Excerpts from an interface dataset
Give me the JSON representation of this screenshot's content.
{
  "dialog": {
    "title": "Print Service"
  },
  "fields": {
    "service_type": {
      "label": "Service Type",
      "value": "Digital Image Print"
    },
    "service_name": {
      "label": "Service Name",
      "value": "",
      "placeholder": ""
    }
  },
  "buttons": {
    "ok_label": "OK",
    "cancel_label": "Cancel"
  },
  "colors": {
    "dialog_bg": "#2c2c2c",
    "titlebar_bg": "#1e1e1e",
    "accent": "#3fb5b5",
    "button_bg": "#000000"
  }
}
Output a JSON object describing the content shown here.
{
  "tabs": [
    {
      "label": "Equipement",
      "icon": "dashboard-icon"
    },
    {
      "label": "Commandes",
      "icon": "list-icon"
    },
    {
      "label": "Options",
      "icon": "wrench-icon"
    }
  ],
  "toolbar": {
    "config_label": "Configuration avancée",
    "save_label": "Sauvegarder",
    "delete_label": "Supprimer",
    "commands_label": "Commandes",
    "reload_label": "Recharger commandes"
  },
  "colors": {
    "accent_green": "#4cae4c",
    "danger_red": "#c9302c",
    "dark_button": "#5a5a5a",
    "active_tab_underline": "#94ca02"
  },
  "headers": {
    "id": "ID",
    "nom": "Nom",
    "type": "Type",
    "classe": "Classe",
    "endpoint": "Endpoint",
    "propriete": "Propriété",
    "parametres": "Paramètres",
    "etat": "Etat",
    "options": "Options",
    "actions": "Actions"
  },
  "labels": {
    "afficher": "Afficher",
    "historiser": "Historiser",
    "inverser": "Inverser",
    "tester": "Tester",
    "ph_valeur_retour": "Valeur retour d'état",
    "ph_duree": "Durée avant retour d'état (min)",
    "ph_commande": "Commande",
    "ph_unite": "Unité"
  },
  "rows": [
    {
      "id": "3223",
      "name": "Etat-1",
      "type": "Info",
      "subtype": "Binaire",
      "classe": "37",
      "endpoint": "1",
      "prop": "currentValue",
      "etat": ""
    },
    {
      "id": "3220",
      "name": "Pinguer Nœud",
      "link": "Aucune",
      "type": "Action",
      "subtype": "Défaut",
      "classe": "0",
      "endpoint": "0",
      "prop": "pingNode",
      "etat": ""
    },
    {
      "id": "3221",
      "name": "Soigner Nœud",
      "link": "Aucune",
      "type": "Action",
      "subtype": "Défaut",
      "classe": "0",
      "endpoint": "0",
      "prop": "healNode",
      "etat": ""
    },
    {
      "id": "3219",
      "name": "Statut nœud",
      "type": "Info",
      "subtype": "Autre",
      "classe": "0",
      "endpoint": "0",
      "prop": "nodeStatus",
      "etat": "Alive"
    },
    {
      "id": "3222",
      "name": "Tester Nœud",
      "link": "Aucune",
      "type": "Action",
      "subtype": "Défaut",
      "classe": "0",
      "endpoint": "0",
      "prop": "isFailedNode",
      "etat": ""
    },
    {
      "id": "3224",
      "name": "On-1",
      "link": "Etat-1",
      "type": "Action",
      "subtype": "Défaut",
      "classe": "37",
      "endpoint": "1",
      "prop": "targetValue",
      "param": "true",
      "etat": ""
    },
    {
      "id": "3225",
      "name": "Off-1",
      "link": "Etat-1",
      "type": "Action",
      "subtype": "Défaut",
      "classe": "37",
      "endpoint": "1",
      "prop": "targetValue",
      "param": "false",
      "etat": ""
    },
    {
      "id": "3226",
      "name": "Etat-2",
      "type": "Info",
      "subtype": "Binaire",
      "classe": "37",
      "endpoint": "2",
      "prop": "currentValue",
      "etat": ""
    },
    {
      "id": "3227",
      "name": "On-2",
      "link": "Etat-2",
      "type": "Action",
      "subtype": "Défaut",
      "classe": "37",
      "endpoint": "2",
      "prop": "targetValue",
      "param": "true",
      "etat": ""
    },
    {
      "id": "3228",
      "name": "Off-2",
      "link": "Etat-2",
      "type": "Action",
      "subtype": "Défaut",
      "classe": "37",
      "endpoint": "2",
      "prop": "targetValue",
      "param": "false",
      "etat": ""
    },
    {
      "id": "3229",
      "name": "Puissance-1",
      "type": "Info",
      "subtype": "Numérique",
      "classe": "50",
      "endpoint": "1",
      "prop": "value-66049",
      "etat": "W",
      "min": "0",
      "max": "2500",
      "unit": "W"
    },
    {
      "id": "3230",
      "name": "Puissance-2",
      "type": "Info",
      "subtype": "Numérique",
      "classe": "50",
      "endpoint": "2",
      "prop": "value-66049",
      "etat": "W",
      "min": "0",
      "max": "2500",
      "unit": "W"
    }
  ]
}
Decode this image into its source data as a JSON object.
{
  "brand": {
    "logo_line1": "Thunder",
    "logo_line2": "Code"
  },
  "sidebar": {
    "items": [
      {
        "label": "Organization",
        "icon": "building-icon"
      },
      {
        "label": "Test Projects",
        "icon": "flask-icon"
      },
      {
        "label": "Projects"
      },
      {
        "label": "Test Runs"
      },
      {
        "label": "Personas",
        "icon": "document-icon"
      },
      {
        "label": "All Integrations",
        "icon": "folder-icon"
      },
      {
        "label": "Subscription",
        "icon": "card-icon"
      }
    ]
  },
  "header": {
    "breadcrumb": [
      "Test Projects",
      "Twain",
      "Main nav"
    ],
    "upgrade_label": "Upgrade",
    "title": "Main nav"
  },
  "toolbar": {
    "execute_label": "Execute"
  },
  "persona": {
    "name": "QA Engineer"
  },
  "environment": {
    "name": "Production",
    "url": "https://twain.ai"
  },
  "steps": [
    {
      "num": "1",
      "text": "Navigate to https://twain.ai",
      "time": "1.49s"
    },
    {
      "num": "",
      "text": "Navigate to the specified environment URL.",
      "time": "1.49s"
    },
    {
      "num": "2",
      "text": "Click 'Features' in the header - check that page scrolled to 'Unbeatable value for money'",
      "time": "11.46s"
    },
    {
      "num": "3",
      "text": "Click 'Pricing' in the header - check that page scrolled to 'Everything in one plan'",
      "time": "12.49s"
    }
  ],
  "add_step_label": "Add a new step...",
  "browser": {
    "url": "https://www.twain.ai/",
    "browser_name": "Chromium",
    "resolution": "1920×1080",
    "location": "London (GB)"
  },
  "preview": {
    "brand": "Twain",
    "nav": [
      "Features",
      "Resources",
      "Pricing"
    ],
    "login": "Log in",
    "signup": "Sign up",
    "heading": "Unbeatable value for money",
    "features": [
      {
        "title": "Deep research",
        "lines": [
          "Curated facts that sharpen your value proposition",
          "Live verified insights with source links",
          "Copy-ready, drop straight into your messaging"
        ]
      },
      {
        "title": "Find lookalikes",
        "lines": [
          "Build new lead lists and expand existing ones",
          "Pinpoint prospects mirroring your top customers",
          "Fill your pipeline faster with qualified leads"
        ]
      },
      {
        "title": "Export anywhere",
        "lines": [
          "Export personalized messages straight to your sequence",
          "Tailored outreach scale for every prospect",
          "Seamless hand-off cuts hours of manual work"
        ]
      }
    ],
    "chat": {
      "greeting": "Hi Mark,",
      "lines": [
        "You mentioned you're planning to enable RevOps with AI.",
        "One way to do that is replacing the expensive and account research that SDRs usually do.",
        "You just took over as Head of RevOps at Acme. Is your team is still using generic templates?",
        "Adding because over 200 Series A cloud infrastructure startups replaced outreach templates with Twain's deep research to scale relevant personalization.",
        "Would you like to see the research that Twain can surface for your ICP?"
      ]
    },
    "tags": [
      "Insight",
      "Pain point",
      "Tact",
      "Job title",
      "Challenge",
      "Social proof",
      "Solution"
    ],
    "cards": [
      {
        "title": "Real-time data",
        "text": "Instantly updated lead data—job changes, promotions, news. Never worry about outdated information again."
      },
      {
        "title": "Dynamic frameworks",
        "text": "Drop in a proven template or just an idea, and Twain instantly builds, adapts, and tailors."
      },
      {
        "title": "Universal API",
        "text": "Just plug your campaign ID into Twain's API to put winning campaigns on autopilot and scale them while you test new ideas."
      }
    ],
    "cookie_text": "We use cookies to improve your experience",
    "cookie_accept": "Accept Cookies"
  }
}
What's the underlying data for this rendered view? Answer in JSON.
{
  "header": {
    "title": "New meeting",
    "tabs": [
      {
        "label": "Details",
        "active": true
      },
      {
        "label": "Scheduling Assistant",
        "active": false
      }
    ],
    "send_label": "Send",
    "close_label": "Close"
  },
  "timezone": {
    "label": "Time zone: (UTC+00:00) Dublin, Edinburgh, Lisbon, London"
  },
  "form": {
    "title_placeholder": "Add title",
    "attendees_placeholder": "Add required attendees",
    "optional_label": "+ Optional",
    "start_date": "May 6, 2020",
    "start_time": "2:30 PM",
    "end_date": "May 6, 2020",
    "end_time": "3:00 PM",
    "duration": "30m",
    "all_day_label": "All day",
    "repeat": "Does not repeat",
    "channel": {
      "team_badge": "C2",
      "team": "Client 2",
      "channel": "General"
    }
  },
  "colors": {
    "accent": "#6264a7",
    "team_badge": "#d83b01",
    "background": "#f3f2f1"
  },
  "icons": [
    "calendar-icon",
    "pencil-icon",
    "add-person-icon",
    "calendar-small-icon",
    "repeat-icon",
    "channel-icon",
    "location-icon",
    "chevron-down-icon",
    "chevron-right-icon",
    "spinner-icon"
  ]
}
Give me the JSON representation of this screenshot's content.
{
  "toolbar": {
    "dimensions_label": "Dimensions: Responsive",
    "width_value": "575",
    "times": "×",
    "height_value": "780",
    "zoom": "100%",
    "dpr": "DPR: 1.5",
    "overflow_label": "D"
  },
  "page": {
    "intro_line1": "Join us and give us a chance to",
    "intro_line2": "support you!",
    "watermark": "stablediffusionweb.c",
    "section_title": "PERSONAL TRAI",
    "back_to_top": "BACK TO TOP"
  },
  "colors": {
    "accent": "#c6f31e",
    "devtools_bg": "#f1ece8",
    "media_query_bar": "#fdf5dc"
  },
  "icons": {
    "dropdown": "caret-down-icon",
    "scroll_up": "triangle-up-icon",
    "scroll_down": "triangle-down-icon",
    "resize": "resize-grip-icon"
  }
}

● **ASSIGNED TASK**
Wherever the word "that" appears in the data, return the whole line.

● **REPLY**
      "text": "Click 'Features' in the header - check that page scrolled to 'Unbeatable value for money'",
      "text": "Click 'Pricing' in the header - check that page scrolled to 'Everything in one plan'",
          "Curated facts that sharpen your value proposition",
        "One way to do that is replacing the expensive and account research that SDRs usually do.",
        "Would you like to see the research that Twain can surface for your ICP?"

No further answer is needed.